Work: A driver must not work for more than a maximum of...
Rest: And must have the rest of that period of work with at least a minimum rest break of...
|In any period of...||A driver must not work for more than a maximum of...||And must have the rest of that period of work with at least a minimum rest break of...|
Time: 5.5 hours
Work: 5.25 hours work time
Rest: 15 continuous minutes rest time
|5.5 hours||5.25 hours work time||15 continuous minutes rest time|
Time: 8 hours
Work: 7.5 hours work time
Rest: 30 minutes rest time in blocks of 15 continuous minutes

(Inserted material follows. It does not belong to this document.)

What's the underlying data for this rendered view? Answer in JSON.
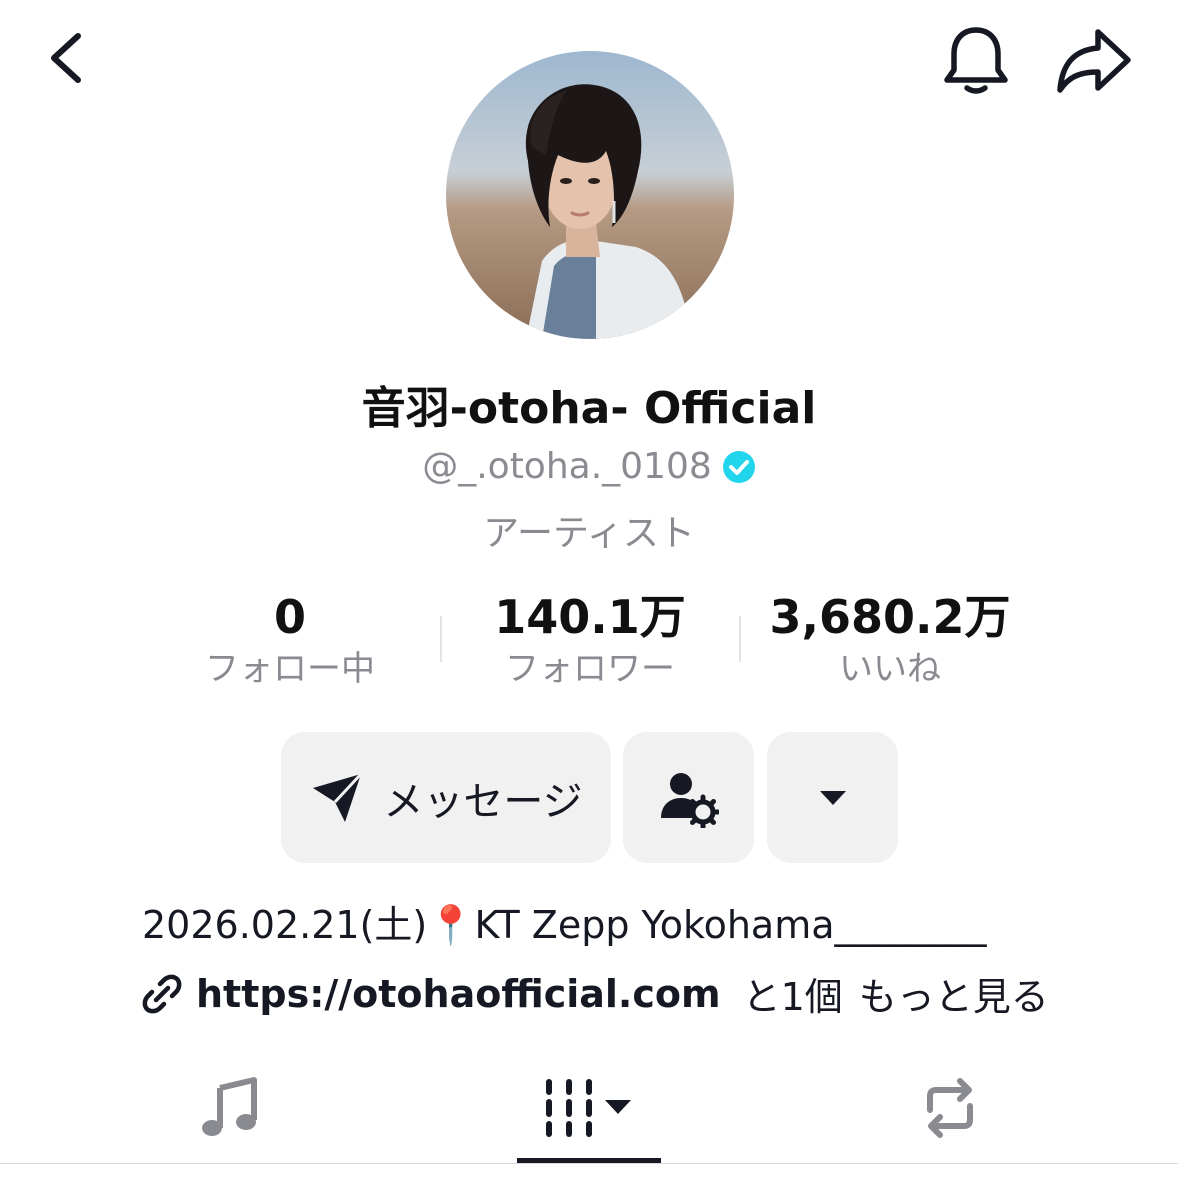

|8 hours||7.5 hours work time||30 minutes rest time in blocks of 15 continuous minutes|
Time: 11 hours
Work: 10 hours work time
Rest: 60 minutes rest time in blocks of 15 continuous minutes
|11 hours||10 hours work time||60 minutes rest time in blocks of 15 continuous minutes|
Time: 24 hours
Work: 12 hours work time
Rest: 7 continuous hours stationary rest time*
|24 hours||12 hours work time||7 continuous hours stationary rest time*|
Time: 7 days
Work: 72 hours work time
Rest: 24 continuous hours stationary rest time
|7 days||72 hours work time||24 continuous hours stationary rest time|
Time: 14 days
Work: 144 hours work time
Rest: 2 x night rest breaks# and 2 x night rest breaks taken on consecutive days
|14 days||144 hours work time||2 x night rest breaks# and 2 x night rest breaks taken on consecutive days|
* Stationary rest time is the time a driver spends out of a heavy vehicle or in an approved sleeper berth of a stationary heavy vehicle.
# Night rest breaks are 7 continuous hours stationary rest time taken between the hours of 10pm on a day and 8am on the next day or 24 continuous hours stationary rest break.
Further information on fatigue management can be found at the National Heavy Vehicle Regulator website